* Noninfectious splenic processes such as acute splenic sequestration crisis can be associated with signs and symptoms resembling sepsis, such as high fever, hemodynamic instability, and profound leukocytosis.

* Acute splenic sequestration crisis should be differentiated from splenic infarction because acute splenic sequestration crisis is more life threatening, and surgical management may be indicated.

Andrea Wang-Gillam, MD, PHD, Rita Shi-Ming Lee, MD, Eric D. Hsi, MD, and Daniel J. Brotman, MD

From the Departments of Internal Medicine, Clinical Pathology, and General Internal Medicine, Cleveland Clinic Foundation, Cleveland, OH. Dr. Wang-Gillam is currently at the Department of Internal Medicine, University of Arkansas for Medical Sciences, Little Rock, AR.

Reprint requests to Daniel J. Brotman, MD, Department of General Internal Medicine (S70), Cleveland Clinic Foundation, 9500 Euclid Avenue, Cleveland, OH 44195. Email: brotmad@ccf.org
COPYRIGHT 2004 Southern Medical Association
No portion of this article can be reproduced without the express written permission from the copyright holder.
Copyright 2004, Gale Group. All rights reserved.

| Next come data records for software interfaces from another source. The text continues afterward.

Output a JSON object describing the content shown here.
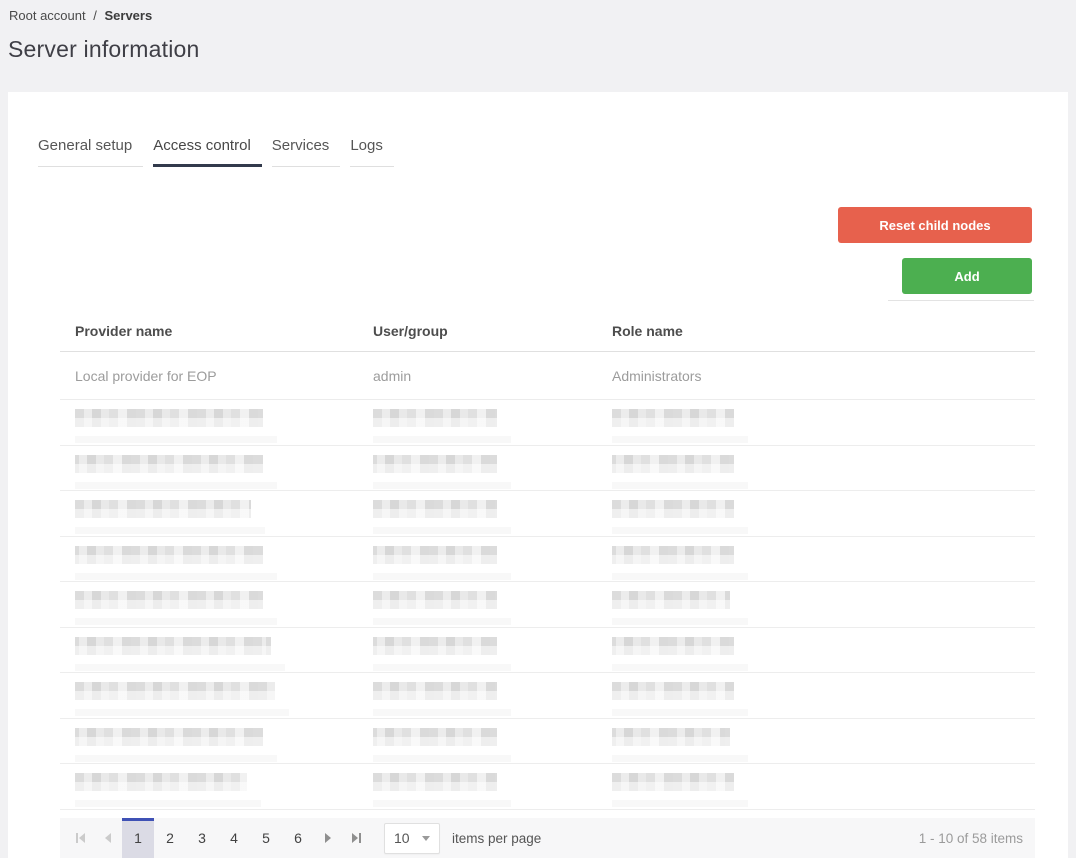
{
  "breadcrumb": {
    "root_label": "Root account",
    "separator": "/",
    "current": "Servers"
  },
  "page_title": "Server information",
  "tabs": [
    {
      "label": "General setup",
      "active": false
    },
    {
      "label": "Access control",
      "active": true
    },
    {
      "label": "Services",
      "active": false
    },
    {
      "label": "Logs",
      "active": false
    }
  ],
  "buttons": {
    "reset_label": "Reset child nodes",
    "add_label": "Add"
  },
  "table": {
    "columns": [
      "Provider name",
      "User/group",
      "Role name"
    ],
    "rows": [
      {
        "provider": "Local provider for EOP",
        "user": "admin",
        "role": "Administrators"
      }
    ],
    "redacted_row_count": 9
  },
  "pagination": {
    "pages": [
      "1",
      "2",
      "3",
      "4",
      "5",
      "6"
    ],
    "current_page": "1",
    "page_size": "10",
    "items_per_page_label": "items per page",
    "range_label": "1 - 10 of 58 items",
    "icons": {
      "first": "first-page-icon",
      "previous": "previous-page-icon",
      "next": "next-page-icon",
      "last": "last-page-icon",
      "page_size": "chevron-down-icon"
    }
  },
  "colors": {
    "reset_button": "#e7614d",
    "add_button": "#4caf50",
    "active_tab_underline": "#323a4c",
    "selected_page_top_border": "#3f51b5",
    "selected_page_bg": "#dbdbe5",
    "page_background": "#f1f1f3"
  }
}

Gale Group is a Thomson Corporation Company.

Article Details
Printer friendly Cite/link Email Feedback
Title Annotation:Case Report
Author:Brotman, Daniel J.
Publication:Southern Medical Journal
Date:Apr 1, 2004
Words:1663
Previous Article:GALOP syndrome: case report with 7-year follow-up.
Next Article:Otogenic Fusobacterium meningitis, sepsis, and mastoiditis in an adolescent.
Topics:


Related Articles
Drug shows promise in sickle cell anemia.
Breaking the sickle cycle: potential treatments emerge for sickle cell anemia.
Sickle mice turn anemic.
Awakened gene aids inherited anemias.
Gas therapy for sickle-cell anemia.
Nitric oxide may help treat sickle cell anemia.
Colonic pseudo-obstruction in sickle cell disease. (Case Report).
Myonecrosis in sickle cell anemia: case report and review of the literature.
Ceftriaxone-resistant salmonella septicemia and osteomyelitis in sickle cell disease adults.
Sickle cell vasoocclusive crisis and acute chest syndrome at term pregnancy.

Terms of use | Copyright © 2017 Farlex, Inc. | Feedback | For webmasters